Bantu speech communities expanded over large parts of sub-Saharan Africa within the last 4000-5000 years, reaching different parts of southern Africa 1200-2000 years ago. The Bantu languages subdivide in several major branches, with languages belonging to the Eastern and Western Bantu branches spreading over large parts of Central, Eastern, and Southern Africa. There is still debate whether this linguistic divide is correlated with a genetic distinction between Eastern and Western Bantu speakers. During their expansion, Bantu speakers would have come into contact with diverse local populations, such as the Khoisan hunter-gatherers and pastoralists of southern Africa, with whom they may have intermarried. In this study, we analyze complete mtDNA genome sequences from over 900 Bantu-speaking individuals from Angola, Zambia, Namibia, and Botswana to investigate the demographic processes at play during the last stages of the Bantu expansion. Our results show that most of these Bantu-speaking populations are genetically very homogenous, with no genetic division between speakers of Eastern and Western Bantu languages. Most of the mtDNA diversity in our dataset is due to different degrees of admixture with autochthonous populations. Only the pastoralist Himba and Herero stand out due to high frequencies of particular L3f and L3d lineages; the latter are also found in the neighboring Damara, who speak a Khoisan language and were foragers and small-stock herders. In contrast, the close cultural and linguistic relatives of the Herero and Himba, the Kuvale, are genetically similar to other Bantu-speakers. Nevertheless, as demonstrated by resampling tests, the genetic divergence of Herero, Himba, and Kuvale is compatible with a common shared ancestry with high levels of drift, while the similarity of the Herero, Himba, and Damara probably reflects admixture, as also suggested by linguistic analyses. Copyright: © 2014 Barbieri et al.
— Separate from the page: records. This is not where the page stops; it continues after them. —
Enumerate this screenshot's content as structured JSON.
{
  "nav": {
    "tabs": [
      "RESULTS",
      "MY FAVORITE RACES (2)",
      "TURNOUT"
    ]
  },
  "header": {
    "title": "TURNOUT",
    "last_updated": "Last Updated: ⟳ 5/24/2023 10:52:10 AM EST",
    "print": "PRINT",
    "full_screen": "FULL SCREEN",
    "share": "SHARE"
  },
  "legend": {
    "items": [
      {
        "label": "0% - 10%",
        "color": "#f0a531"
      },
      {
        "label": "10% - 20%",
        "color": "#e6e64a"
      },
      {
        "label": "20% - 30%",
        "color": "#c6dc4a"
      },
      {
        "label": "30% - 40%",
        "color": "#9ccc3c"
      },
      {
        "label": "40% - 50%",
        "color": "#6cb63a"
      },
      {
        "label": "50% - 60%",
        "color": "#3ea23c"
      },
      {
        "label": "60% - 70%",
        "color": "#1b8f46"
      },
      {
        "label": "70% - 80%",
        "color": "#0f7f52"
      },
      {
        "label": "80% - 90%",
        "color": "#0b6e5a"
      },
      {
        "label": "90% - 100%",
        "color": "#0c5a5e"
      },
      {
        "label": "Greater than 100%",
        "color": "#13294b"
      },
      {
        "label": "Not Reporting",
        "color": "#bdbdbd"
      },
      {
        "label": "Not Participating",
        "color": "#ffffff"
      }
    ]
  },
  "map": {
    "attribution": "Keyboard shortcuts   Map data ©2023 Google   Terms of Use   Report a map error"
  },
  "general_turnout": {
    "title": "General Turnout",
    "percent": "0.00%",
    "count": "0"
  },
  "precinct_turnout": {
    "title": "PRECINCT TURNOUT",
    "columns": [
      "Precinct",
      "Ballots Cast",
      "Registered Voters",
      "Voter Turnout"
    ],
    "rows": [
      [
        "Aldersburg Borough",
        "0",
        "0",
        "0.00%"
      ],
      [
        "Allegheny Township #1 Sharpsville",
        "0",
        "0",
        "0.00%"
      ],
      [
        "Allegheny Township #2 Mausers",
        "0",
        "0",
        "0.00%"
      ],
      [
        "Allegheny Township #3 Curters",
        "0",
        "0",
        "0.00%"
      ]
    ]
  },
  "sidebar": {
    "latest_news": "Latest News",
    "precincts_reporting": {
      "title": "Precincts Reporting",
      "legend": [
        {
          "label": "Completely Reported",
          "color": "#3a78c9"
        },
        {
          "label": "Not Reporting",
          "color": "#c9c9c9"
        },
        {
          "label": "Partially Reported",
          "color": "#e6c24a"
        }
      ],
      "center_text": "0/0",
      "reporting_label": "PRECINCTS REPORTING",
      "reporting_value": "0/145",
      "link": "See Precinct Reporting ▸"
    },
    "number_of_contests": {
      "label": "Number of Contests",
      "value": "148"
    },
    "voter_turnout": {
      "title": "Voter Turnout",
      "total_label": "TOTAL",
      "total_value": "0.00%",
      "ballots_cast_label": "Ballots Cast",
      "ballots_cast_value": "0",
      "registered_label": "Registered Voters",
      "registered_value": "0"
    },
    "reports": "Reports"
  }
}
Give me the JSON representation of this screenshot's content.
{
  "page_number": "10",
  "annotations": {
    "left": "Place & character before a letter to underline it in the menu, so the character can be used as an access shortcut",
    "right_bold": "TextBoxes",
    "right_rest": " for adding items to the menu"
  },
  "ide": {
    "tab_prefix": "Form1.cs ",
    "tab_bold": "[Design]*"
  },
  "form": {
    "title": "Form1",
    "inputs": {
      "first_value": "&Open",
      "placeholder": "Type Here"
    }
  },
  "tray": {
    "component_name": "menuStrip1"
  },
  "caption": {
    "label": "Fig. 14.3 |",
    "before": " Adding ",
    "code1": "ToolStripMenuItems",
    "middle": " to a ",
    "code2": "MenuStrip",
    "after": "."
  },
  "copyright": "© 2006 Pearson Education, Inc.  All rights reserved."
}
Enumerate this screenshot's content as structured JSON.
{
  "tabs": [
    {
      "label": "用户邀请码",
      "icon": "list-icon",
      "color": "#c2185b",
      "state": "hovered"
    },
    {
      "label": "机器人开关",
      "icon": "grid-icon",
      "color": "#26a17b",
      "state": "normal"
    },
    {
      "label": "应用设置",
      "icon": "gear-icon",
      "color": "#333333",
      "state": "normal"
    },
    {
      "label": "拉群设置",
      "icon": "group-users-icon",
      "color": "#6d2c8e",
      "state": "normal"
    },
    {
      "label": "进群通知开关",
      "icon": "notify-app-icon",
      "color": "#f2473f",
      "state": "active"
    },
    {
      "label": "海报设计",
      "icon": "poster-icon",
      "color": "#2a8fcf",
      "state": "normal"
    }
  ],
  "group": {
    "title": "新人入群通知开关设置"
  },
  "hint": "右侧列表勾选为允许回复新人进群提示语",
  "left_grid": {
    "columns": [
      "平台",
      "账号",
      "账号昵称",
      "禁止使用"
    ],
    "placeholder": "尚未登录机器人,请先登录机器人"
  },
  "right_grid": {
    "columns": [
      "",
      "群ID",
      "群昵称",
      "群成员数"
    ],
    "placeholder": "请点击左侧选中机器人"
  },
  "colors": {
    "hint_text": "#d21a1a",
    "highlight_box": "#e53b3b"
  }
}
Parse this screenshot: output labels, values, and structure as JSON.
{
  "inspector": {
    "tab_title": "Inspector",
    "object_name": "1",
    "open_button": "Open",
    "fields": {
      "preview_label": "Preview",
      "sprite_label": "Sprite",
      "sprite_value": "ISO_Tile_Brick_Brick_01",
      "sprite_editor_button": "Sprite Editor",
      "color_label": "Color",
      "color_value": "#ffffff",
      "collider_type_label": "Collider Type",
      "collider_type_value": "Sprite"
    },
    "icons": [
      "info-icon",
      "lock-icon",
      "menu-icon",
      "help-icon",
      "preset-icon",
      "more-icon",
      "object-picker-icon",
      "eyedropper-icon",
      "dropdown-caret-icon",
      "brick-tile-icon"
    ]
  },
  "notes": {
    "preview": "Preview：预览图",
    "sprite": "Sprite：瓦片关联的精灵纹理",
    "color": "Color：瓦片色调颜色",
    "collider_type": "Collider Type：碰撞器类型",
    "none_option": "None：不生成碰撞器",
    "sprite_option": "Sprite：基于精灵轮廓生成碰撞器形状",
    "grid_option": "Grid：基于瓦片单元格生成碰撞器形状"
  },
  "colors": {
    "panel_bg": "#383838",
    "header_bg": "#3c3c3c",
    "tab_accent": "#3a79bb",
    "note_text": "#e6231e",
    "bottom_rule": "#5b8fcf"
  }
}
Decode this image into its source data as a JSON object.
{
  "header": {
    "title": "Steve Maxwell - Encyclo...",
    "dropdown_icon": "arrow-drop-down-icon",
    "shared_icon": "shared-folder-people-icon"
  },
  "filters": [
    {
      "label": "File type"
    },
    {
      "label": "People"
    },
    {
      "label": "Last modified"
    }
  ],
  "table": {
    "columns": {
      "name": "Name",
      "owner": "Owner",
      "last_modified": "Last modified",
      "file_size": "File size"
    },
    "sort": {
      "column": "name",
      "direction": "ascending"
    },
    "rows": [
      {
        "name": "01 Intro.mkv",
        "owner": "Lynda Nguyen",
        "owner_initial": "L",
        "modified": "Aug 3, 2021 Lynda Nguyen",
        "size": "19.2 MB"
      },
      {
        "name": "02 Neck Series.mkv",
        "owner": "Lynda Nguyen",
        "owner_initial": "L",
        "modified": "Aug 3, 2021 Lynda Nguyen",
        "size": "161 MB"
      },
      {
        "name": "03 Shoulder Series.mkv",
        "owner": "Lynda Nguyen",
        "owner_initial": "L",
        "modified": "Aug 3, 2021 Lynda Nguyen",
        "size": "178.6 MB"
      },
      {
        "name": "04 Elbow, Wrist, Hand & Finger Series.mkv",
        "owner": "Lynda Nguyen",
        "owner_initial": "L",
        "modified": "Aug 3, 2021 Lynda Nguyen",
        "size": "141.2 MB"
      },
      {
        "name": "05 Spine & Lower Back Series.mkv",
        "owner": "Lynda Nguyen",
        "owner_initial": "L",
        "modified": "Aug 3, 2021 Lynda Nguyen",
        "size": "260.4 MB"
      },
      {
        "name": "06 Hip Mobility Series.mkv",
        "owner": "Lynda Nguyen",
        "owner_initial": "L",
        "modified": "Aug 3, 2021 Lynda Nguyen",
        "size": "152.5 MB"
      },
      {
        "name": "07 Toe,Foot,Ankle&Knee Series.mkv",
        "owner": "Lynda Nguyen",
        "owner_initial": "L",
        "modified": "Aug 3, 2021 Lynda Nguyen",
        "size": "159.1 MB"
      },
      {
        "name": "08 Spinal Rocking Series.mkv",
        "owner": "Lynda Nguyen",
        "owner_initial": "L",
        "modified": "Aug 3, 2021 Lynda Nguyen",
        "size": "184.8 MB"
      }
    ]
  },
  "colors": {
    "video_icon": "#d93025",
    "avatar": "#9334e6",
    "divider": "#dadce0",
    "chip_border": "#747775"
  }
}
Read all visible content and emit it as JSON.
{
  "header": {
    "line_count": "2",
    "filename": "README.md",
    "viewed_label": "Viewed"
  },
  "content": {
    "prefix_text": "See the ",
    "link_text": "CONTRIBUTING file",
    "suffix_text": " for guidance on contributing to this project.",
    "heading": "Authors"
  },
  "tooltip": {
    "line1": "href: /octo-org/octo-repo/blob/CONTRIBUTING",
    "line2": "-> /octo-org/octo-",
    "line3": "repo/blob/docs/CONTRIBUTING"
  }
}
Bernacka-Wojcik I.,New University of Lisbon |
Aguas H.,New University of Lisbon |
Carlos F.F.,New University of Lisbon |
Carlos F.F.,Investigacao e Servicos em Ciencias Biologicas Lda. |
And 8 more authors.
Biotechnology and Bioengineering | Year: 2015
The use of microfluidics platforms combined with the optimal optical properties of gold nanoparticles has found plenty of application in molecular biosensing. This paper describes a bio-microfluidic platform coupled to a non-cross-linking colorimetric gold nanoprobe assay to detect a single nucleotide polymorphism associated with increased risk of obesity fat-mass and obesity-associated (FTO) rs9939609 (Carlos et al., 2014). The system enabled significant discrimination between positive and negative assays using a target DNA concentration of 5ng/μL below the limit of detection of the conventionally used microplate reader (i.e., 15ng/μL) with 10 times lower solution volume (i.e., 3μL). A set of optimization of our previously reported bio-microfluidic platform (Bernacka-Wojcik et al., 2013) resulted in a 160% improvement of colorimetric analysis results. Incorporation of planar microlenses increased 6 times signal-to-loss ratio reaching the output optical fiber improving by 34% the colorimetric analysis of gold nanoparticles, while the implementation of an optoelectronic acquisition system yielded increased accuracy and reduced noise. The microfluidic chip was also integrated with a miniature fiber spectrometer to analyze the assays' colorimetric changes and also the LEDs transmission spectra when illuminating through various solutions. Furthermore, by coupling an optical microscope to a digital camera with a long exposure time (30s), we could visualise the different scatter intensities of gold nanoparticles within channels following salt addition. These intensities correlate well to the expected difference in aggregation between FTO positive (none to small aggregates) and negative samples (large aggregates). © 2015 Wiley Periodicals, Inc.